[What needs to be done]: Return, from the listing below, each line where the word "screenshot" appears.
Start of Exercise data
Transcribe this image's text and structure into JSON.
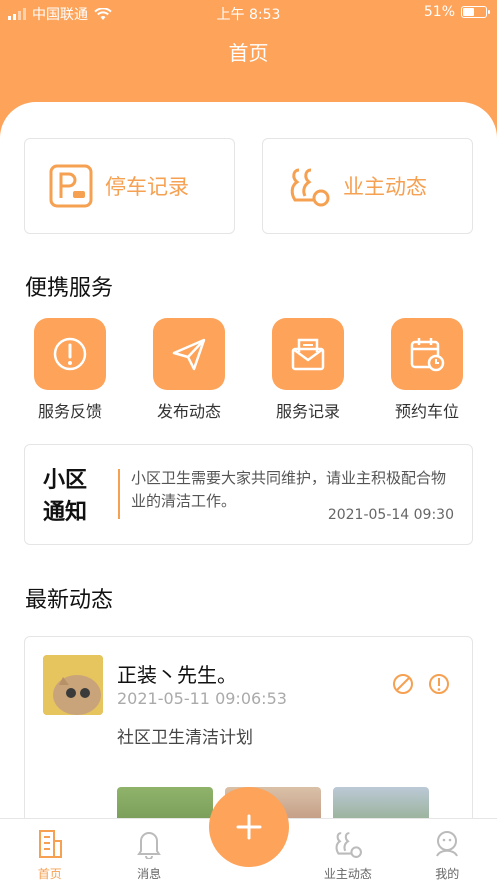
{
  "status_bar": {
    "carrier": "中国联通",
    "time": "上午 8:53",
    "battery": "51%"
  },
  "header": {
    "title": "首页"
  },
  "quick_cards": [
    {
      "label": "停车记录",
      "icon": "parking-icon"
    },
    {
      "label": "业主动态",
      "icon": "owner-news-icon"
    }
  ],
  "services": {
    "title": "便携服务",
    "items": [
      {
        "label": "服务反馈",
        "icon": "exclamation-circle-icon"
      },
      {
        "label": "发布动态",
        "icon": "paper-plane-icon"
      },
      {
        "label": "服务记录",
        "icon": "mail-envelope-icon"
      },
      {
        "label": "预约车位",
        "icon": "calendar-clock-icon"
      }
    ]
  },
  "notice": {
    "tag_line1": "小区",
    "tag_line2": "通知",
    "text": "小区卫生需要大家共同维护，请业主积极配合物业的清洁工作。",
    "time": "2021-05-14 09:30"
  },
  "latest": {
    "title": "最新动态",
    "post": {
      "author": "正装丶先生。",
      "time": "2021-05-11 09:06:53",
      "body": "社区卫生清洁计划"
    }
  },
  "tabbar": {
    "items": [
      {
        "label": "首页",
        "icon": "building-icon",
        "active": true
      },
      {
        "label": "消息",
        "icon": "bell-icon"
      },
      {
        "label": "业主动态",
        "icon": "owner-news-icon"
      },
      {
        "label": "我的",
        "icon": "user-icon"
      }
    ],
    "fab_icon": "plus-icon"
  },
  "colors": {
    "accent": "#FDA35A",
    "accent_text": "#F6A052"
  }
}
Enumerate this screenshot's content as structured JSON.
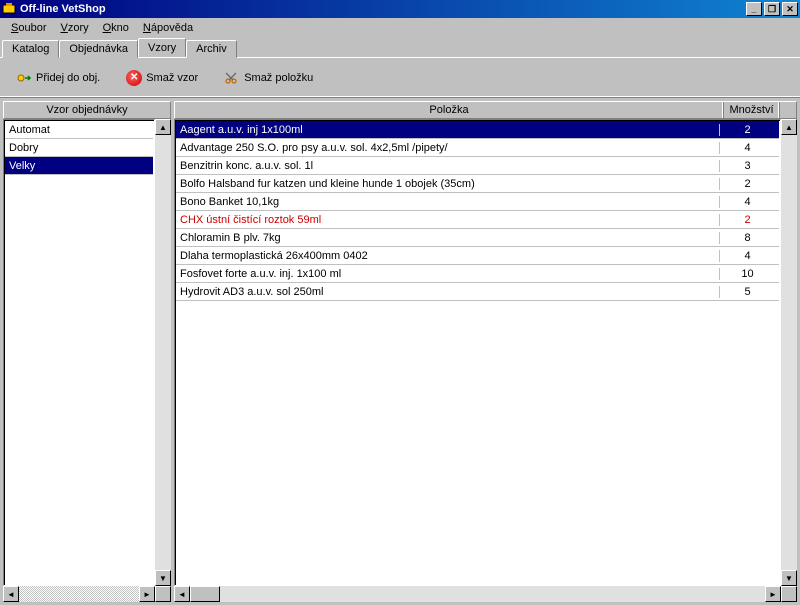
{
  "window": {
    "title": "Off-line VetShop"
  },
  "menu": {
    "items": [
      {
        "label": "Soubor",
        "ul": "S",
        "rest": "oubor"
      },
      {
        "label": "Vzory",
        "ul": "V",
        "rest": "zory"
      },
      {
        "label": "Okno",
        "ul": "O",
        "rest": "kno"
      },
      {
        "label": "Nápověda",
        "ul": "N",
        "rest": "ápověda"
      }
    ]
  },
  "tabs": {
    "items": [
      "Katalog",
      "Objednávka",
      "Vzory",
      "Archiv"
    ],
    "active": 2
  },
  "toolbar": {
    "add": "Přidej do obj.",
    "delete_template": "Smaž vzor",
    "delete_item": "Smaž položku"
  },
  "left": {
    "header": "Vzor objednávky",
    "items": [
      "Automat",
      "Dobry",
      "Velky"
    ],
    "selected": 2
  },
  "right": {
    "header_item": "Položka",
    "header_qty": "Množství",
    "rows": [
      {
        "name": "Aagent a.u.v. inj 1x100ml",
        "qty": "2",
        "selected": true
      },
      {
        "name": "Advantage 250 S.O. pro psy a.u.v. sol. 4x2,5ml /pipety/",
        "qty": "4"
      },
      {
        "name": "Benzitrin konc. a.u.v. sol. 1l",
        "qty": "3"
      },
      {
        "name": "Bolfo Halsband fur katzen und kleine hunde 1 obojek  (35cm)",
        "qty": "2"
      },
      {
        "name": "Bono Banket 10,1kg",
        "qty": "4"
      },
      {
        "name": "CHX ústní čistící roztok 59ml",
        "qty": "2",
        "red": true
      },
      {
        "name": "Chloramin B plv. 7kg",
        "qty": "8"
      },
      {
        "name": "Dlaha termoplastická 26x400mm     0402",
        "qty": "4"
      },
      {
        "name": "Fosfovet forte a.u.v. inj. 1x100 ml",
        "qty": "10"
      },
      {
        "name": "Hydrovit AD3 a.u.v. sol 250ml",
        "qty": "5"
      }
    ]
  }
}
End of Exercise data
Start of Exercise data
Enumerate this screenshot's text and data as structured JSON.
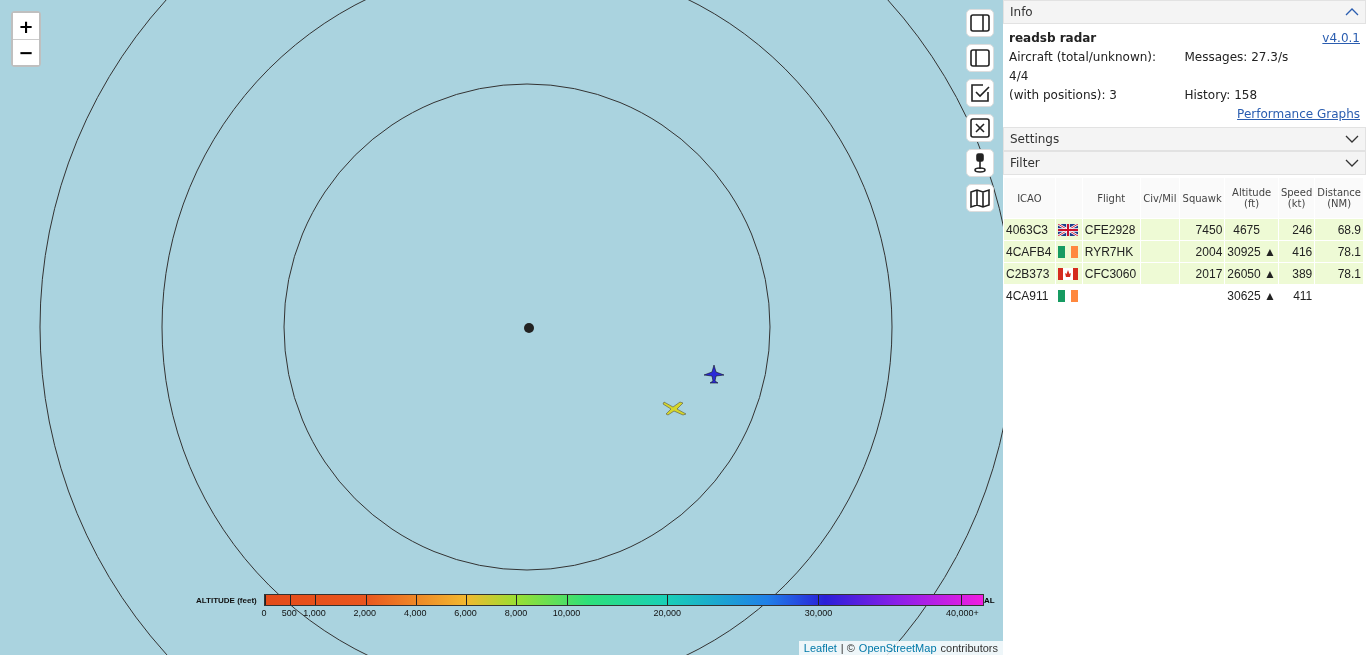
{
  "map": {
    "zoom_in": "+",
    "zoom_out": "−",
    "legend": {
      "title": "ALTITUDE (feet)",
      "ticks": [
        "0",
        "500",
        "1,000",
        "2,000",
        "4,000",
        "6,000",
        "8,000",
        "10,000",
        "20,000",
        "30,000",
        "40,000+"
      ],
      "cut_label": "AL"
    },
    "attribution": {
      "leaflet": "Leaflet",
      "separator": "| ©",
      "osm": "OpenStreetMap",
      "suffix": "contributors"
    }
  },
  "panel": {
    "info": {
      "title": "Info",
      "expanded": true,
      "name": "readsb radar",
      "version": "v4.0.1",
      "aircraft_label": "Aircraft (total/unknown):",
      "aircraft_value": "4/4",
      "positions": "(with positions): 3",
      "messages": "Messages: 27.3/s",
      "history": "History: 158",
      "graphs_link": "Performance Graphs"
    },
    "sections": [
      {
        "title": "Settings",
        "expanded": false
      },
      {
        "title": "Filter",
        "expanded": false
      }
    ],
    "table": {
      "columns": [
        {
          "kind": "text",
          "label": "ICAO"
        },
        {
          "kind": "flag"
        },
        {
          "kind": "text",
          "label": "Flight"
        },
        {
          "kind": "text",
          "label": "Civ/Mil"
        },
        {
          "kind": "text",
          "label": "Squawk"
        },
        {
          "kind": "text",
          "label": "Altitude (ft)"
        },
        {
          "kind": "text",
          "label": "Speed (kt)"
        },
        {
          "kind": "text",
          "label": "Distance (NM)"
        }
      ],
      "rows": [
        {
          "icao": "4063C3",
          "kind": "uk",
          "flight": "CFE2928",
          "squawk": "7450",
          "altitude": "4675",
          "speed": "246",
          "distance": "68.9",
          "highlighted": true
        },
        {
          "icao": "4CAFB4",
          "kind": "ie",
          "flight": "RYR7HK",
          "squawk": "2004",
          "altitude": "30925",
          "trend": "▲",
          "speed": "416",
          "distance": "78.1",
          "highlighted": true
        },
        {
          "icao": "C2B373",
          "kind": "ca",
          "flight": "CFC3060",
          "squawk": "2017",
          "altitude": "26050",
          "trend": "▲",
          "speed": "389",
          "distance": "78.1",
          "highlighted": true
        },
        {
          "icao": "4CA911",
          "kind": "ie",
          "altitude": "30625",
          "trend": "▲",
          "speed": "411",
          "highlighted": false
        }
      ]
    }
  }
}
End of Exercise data
[Answer area]:
Enumerate this screenshot's content as structured JSON.
Enumerate this screenshot's text and data as structured JSON.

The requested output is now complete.